Eve and Adam are out of Garden now, due to their dispute with their Landlord. Eve has had a new idea. Carrying around the abstract picture of a tree (the stick drawing) is a real hassle. It keeps getting dirty and wrinkled and has to be redone again and again. But, all of sudden Eve realizes that it really doesn’t matter what is on the paper or even whether it is on paper at all. Anything will do so long as she waves it at some trees and gets Adam to realize this thing she is waving means (let’s just call it a “symbol”): “anything that sufficiently resembles these things I am waving this symbol at is a tree”. This is a slightly different—but even more dangerous—version of the principle of sufficient reason.
The symbol could be anything. It could be some marks on paper that need not resemble a tree in any way at all, say marks that look like this: tree (or this: شجرة). It could be sounds, say three sounds that put together sound like [tri] (or [shajara]). It could be a dance move, a gesture, or a string with a knot in it. The symbol, whatever it is, signifies trees. The set of trees that were waved at or the sorts of things which some later group takes as typical of trees I will call “the exemplars.” The meaning (semantically speaking) of the symbol (say “tree”) is: anything that sufficiently resembles the exemplars for “tree” (the things Eve waved at or the sorts of things later people take as exemplary trees) is (counts as) a “tree”.
Now, Eve and Adam at this point have been inventing symbols and waving them at top speed. They have lots and lots of symbols (let’s just call them “words”). And the words have begun to take on various relationships to each other. For example, anything that sufficiently resembles the exemplars for “tree” also sufficiently resembles the exemplars for “plant.” Or: Anything that sufficiently resembles the exemplars for “tree” does not sufficiently resemble the exemplars for “animal” to be counted as an animal. Eve, with Adam, has created a “system,” a map of things in the world, an “ontology,” a worldview. The two of them have “cut the world up” in a certain way.
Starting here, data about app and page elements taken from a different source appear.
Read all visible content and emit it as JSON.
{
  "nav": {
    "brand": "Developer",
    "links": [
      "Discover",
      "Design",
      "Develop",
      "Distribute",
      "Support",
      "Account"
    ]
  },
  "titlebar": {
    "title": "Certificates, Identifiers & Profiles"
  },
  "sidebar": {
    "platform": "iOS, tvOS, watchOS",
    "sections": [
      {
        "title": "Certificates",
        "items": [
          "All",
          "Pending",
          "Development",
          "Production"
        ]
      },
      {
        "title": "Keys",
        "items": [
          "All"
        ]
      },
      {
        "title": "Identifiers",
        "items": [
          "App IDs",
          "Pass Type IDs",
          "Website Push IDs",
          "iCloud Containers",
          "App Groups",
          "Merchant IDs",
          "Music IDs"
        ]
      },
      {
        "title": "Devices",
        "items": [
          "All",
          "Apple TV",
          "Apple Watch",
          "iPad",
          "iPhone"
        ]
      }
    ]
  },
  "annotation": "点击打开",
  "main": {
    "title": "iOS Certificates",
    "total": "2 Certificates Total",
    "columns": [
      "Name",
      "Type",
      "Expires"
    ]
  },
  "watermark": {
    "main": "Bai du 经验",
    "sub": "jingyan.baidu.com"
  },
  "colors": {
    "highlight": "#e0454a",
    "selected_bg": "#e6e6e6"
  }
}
Now here is a question: If we had not started with Eve and Adam, but with Moon
Woman and Wolf Man, would they have cut up the world in the same way as Eve and Adam did? Did intelligent creatures on a faraway planet create symbols that are anything like Eve’s and Adam’s? Did they categorize their world and its things and events in anything like the way Eve and Adam did theirs?
The answers to these questions are all “no.” There are many ways worlds can be cut up into bits and pieces and boundaries. And THAT has also been an endless source of misery, hate, fear, and warfare for humans, as has the principle of sufficient reason. And the two (cuts and reasons) are related. When we argue over whether THIS THING is sufficiently like THAT THING to be the SAME THING we are arguing over boundaries (cuts, waves), ontologies, worldviews, ways of being in the world. People have long suffered and died because of such arguments, especially when they started naming things much less solid than trees. Ah, we have come to Cain and Abel. [to be continued …]